◆ **Your assignment**
Below are the records; count the lines that include the string "MADE" and give only that number.

◆ **Records supplied**
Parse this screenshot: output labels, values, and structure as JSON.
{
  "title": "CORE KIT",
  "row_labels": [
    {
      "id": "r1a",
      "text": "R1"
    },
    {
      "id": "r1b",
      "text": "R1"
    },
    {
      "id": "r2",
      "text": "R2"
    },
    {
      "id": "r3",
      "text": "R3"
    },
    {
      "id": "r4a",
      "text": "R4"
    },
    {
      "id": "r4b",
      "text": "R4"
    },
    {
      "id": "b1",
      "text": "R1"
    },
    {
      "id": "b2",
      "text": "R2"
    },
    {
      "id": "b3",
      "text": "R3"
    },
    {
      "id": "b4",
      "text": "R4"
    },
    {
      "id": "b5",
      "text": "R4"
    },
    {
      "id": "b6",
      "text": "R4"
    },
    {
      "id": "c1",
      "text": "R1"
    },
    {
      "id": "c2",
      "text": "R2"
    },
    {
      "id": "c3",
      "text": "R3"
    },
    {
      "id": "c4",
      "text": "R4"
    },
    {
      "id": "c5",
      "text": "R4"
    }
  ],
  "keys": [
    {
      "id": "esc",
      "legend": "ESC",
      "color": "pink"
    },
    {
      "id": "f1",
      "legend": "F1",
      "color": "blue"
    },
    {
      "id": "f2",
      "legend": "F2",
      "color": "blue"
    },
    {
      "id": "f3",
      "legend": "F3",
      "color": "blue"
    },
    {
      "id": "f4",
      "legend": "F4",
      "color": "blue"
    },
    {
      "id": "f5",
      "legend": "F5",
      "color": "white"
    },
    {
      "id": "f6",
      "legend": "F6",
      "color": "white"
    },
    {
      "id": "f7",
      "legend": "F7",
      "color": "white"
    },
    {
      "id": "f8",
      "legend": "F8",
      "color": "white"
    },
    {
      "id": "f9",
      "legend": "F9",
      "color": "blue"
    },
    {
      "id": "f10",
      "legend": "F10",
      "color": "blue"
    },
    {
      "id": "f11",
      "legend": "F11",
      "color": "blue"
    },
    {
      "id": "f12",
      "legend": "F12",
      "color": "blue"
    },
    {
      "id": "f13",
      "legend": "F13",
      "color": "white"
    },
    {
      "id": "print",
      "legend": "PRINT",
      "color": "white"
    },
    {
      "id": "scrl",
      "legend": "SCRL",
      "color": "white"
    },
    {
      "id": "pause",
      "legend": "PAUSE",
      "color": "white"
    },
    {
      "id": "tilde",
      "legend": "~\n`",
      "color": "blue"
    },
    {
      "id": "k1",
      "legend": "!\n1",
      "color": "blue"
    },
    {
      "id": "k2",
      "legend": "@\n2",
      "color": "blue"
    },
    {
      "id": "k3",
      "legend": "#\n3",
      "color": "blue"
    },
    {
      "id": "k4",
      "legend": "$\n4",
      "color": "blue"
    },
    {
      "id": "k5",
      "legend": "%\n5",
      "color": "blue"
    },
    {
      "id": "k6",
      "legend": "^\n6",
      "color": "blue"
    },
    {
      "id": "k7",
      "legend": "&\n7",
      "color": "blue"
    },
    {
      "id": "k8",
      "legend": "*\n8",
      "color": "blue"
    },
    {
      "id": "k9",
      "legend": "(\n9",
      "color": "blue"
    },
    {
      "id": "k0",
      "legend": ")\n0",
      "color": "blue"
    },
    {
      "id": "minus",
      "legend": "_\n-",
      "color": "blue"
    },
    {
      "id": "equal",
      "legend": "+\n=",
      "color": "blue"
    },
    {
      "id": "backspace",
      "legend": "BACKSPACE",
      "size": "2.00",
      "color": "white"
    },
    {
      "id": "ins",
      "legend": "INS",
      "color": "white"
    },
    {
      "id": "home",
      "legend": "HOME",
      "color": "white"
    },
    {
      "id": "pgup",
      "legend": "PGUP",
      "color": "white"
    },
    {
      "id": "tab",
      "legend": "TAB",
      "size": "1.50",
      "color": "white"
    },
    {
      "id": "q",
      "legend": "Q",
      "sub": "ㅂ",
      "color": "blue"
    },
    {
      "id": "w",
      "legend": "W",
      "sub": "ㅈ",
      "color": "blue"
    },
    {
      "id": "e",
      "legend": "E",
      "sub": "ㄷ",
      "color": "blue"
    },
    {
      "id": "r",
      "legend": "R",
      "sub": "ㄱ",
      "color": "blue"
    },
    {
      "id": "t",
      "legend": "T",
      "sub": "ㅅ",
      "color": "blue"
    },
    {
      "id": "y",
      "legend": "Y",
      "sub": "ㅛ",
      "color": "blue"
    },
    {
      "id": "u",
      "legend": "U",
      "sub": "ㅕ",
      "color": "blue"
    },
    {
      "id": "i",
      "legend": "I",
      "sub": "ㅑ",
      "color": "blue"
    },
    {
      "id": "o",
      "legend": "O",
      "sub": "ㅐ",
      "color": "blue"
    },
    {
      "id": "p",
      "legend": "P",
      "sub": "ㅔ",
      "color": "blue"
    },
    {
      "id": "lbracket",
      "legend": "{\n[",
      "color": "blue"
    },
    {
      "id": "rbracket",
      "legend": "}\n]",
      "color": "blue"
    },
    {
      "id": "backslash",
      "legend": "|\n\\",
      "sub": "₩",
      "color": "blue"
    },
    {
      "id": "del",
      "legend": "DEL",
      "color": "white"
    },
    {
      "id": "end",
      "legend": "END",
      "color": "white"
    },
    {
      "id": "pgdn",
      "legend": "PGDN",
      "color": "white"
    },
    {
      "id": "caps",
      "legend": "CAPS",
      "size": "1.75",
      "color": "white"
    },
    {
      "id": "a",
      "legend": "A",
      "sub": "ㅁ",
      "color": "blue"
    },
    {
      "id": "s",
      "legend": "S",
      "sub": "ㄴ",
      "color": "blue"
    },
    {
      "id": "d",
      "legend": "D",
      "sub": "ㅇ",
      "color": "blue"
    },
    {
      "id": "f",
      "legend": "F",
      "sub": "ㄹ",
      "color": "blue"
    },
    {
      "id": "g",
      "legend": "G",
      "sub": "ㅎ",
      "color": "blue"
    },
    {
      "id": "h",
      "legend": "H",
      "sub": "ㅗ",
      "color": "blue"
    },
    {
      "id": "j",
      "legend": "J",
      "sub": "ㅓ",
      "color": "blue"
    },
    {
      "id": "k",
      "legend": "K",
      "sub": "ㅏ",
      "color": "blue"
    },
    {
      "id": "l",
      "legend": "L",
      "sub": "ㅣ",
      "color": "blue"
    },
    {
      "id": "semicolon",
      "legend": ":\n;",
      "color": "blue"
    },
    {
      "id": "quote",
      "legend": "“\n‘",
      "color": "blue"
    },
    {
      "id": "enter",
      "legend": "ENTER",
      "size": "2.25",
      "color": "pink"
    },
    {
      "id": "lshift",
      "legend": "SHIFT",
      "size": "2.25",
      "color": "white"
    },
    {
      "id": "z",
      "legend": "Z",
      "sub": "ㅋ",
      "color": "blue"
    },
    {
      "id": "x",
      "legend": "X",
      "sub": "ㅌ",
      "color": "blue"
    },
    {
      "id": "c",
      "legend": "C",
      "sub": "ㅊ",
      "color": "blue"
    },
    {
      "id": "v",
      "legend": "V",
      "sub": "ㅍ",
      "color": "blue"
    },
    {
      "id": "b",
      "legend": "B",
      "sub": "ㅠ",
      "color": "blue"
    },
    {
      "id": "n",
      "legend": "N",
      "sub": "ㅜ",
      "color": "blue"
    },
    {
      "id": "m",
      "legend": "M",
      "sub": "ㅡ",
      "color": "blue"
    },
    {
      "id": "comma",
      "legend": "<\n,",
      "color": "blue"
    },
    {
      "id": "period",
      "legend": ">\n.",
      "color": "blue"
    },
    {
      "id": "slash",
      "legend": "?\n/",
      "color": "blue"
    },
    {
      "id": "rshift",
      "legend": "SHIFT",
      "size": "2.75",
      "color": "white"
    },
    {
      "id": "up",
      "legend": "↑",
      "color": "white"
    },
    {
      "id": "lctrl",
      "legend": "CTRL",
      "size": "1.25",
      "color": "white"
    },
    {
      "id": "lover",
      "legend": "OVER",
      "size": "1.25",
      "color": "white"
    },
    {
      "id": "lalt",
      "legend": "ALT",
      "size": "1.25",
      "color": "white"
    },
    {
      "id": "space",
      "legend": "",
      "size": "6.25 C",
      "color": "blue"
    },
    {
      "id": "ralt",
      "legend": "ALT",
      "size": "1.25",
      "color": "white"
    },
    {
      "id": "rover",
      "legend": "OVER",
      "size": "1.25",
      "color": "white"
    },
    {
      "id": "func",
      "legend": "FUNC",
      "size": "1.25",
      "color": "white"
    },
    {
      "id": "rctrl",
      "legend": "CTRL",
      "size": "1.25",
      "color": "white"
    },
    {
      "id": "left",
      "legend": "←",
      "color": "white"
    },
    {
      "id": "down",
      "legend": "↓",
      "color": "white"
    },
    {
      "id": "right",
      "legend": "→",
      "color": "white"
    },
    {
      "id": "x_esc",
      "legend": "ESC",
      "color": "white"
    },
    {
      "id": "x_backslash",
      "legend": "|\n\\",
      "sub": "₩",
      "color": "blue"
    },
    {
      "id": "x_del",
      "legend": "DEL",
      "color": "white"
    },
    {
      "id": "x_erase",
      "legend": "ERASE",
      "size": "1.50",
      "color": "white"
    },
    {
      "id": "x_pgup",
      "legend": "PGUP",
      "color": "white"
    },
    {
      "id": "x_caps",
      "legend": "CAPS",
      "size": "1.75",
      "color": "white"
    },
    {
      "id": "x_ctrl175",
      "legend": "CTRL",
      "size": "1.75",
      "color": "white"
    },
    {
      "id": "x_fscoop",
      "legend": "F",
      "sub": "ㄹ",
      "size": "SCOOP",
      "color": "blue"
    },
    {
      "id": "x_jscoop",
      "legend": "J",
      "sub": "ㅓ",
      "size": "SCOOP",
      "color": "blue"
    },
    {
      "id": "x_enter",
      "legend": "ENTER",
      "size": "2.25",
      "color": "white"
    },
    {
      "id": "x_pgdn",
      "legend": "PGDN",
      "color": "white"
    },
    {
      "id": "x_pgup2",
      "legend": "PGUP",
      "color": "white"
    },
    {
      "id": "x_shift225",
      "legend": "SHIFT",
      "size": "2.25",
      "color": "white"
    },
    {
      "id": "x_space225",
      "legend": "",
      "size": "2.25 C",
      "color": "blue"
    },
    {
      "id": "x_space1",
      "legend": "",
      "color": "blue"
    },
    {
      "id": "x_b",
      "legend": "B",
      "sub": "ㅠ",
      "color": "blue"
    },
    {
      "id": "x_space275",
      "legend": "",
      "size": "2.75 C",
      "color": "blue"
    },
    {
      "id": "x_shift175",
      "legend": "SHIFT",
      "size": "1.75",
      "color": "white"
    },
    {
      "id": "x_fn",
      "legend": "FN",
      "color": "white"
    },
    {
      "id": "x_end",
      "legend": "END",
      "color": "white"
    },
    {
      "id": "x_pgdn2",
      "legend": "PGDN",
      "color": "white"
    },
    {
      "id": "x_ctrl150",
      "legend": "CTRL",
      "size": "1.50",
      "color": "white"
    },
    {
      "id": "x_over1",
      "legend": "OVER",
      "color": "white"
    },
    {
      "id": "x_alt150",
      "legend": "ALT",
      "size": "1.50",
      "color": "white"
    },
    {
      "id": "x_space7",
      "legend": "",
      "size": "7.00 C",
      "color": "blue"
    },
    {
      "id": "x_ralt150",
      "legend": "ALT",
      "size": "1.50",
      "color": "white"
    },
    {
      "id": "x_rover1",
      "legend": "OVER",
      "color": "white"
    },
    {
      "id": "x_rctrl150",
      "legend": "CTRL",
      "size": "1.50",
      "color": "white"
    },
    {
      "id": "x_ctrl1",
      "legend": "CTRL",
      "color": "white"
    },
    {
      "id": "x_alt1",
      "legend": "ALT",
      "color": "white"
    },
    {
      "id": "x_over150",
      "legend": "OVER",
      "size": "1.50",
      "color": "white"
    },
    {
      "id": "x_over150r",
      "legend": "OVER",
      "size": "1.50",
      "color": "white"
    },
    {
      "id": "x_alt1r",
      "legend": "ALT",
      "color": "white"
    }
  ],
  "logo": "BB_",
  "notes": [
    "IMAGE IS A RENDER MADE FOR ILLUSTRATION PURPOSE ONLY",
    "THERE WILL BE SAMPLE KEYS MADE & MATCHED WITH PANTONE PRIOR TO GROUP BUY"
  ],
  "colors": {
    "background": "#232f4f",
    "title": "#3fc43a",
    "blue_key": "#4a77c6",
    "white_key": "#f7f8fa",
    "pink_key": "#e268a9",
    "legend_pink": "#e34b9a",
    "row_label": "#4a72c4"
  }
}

◆ **Result**
2